■ GOAL OF THE EXERCISE
Would you pull out every line of the material that contains the string "data"?

■ SOURCE MATERIAL
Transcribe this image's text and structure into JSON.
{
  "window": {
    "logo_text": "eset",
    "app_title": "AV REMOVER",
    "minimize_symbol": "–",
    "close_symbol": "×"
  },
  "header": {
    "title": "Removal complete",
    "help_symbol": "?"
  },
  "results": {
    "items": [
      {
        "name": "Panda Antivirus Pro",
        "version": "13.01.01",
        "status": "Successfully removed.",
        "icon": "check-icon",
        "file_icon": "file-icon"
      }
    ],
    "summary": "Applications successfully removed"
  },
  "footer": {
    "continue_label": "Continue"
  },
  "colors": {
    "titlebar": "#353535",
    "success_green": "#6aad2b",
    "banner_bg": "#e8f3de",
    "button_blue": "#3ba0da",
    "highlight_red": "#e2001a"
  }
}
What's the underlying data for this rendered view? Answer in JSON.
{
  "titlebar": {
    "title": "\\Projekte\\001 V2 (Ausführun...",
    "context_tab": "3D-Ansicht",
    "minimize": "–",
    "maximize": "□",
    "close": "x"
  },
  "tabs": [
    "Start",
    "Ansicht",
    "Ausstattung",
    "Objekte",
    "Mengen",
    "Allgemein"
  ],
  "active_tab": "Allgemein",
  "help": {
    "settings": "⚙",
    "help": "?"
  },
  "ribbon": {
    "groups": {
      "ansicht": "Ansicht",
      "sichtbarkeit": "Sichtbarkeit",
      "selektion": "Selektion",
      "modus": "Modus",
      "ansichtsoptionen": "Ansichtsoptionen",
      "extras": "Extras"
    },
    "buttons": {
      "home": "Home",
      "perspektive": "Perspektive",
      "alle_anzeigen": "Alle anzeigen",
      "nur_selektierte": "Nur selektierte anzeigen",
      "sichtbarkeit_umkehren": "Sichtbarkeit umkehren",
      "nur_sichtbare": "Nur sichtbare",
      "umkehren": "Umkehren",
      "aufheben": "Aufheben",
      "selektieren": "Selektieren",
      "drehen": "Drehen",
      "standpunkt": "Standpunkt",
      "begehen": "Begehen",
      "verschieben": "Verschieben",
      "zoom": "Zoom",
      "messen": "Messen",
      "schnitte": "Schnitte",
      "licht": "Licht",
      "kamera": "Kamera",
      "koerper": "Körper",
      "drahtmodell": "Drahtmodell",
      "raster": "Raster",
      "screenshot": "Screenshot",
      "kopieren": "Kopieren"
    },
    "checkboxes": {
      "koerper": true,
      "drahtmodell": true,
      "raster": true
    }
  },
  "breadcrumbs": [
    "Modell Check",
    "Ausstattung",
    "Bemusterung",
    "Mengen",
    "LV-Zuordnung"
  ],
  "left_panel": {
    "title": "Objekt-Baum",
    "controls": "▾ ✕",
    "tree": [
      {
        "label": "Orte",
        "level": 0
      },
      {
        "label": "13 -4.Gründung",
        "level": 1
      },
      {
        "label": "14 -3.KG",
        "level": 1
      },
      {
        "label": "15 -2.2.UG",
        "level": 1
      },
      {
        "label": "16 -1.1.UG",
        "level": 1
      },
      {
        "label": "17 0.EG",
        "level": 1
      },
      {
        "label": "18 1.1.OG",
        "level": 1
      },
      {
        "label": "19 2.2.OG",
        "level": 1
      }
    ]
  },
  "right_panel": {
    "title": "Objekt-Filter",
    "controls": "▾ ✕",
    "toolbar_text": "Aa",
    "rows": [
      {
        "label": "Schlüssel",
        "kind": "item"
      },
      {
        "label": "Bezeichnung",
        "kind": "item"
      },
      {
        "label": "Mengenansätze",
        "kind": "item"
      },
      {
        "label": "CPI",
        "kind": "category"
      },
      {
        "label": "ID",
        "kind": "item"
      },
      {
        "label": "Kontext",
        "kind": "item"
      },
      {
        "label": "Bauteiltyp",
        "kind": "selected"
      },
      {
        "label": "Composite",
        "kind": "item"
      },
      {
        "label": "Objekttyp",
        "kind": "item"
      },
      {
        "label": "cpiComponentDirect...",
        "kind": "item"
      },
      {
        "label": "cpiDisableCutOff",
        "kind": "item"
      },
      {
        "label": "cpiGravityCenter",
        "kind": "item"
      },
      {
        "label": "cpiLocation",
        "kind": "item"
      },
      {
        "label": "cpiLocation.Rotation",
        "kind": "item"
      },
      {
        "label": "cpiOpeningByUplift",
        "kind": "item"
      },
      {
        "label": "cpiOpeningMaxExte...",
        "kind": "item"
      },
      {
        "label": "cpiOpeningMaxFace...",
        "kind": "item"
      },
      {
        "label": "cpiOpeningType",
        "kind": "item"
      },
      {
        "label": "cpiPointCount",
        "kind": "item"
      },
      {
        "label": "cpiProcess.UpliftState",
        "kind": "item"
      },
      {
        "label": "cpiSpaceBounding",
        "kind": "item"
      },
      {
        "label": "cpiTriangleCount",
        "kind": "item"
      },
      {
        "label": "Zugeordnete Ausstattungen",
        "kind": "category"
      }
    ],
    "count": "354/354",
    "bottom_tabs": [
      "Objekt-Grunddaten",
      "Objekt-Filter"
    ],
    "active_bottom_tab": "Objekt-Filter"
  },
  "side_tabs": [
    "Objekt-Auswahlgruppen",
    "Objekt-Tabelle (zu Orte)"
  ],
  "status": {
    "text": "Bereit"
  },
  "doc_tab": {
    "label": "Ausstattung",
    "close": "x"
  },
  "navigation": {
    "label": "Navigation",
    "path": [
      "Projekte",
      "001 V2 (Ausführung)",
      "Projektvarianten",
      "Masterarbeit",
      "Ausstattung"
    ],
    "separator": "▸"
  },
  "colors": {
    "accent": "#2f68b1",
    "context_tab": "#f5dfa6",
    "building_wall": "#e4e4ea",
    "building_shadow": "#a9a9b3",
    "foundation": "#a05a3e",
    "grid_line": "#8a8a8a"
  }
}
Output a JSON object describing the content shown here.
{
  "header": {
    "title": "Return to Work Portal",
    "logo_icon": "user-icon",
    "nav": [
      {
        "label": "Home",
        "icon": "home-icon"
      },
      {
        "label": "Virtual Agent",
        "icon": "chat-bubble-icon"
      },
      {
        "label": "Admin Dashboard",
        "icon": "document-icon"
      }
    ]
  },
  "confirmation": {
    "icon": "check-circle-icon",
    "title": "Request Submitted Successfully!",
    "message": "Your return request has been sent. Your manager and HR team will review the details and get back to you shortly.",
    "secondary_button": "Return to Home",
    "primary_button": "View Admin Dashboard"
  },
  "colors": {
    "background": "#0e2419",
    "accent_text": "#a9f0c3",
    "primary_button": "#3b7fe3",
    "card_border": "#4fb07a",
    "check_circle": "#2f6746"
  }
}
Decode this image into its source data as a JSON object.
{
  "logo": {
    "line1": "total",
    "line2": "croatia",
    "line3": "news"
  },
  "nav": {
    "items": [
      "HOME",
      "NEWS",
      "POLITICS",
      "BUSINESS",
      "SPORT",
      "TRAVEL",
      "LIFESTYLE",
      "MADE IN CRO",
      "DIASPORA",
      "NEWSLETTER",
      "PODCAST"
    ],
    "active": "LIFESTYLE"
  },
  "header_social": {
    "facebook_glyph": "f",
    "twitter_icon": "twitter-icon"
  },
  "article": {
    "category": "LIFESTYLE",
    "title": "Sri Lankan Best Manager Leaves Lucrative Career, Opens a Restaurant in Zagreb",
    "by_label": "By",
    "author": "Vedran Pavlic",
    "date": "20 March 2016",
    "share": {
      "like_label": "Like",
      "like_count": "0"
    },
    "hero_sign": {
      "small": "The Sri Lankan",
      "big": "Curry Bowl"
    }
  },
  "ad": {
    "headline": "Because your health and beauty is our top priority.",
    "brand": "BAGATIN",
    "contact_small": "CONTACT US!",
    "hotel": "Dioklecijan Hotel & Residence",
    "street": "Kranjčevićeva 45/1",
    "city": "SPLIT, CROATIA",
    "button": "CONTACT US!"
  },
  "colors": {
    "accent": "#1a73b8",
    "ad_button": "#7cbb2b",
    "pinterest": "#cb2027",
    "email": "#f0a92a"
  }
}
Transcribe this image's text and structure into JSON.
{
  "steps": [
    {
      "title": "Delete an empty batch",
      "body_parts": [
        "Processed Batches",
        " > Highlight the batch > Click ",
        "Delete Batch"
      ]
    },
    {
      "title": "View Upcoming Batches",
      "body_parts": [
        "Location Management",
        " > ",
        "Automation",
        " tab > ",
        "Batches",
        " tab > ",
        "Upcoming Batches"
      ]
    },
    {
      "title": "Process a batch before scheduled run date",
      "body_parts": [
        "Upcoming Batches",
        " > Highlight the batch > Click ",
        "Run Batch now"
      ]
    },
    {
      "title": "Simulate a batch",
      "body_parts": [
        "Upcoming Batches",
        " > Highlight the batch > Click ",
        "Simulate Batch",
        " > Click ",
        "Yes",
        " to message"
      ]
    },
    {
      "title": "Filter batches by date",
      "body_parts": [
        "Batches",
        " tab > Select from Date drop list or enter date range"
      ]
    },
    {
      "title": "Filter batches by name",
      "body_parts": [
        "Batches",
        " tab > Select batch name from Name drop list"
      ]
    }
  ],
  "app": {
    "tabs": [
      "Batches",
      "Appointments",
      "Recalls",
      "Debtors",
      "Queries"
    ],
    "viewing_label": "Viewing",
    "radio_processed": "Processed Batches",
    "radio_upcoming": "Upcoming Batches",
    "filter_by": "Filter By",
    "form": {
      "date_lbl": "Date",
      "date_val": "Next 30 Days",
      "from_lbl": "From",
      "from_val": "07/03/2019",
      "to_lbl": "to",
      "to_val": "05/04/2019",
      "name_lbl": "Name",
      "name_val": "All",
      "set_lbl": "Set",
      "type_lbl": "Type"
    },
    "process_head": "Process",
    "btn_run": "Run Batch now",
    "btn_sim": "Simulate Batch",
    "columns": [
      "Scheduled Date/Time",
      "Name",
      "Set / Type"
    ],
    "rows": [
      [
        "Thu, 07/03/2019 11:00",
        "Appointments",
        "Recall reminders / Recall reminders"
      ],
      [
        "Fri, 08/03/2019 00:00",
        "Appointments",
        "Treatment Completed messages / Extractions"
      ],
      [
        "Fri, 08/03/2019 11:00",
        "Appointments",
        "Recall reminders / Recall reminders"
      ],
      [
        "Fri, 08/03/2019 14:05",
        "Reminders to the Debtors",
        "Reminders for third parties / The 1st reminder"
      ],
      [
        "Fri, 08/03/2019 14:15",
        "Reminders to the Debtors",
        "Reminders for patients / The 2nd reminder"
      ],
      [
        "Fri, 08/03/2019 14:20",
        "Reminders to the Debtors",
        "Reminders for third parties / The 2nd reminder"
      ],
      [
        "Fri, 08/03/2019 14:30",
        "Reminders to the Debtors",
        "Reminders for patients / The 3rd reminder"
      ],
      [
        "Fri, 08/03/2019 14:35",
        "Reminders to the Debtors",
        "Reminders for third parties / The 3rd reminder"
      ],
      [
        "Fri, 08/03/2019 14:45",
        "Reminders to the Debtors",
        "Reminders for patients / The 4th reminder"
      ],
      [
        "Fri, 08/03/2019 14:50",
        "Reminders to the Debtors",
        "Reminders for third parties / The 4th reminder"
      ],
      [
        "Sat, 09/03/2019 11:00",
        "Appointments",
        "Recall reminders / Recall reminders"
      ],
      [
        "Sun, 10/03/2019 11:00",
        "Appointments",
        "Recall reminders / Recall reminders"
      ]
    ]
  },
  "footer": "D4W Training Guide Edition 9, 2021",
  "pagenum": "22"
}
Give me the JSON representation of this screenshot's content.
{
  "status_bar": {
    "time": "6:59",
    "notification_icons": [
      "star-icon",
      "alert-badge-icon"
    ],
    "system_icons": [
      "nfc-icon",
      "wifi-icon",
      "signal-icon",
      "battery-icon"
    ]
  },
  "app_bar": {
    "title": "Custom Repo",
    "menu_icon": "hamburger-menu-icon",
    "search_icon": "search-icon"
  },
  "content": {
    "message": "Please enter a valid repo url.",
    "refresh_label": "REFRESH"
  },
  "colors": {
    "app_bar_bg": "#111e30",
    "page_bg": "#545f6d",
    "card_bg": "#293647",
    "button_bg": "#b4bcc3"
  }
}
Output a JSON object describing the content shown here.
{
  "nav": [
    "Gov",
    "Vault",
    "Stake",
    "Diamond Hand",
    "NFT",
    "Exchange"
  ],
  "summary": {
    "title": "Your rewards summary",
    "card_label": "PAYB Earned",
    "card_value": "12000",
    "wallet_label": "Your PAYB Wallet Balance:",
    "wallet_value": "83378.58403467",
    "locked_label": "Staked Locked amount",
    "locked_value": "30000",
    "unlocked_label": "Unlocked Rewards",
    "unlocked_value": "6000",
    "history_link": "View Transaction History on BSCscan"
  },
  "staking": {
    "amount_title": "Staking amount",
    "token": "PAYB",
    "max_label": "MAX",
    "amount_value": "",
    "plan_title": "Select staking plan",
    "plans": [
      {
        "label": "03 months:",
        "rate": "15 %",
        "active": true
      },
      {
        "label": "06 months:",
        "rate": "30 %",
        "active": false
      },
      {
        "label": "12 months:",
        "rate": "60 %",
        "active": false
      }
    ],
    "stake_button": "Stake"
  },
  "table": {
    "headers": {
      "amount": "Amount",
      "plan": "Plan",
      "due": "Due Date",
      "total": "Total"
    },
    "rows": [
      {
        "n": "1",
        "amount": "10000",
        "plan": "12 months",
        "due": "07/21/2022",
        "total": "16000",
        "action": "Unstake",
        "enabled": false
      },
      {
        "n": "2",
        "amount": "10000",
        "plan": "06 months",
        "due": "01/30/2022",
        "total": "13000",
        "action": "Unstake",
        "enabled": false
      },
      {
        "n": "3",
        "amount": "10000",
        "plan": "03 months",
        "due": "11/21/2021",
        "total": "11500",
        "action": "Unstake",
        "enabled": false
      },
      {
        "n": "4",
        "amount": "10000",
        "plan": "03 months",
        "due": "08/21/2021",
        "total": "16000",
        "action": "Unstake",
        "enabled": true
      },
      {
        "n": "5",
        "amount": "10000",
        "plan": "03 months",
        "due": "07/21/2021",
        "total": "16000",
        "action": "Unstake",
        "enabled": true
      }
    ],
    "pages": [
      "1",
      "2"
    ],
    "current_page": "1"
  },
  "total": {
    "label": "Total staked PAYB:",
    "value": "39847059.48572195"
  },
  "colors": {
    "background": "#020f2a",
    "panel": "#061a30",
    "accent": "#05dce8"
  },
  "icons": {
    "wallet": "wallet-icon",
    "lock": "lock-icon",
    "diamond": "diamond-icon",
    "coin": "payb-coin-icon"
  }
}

■ RESULT FOR THIS EXERCISE
What's the underlying data for this rendered view? Answer in JSON.
Decode this image into its source data as a JSON object.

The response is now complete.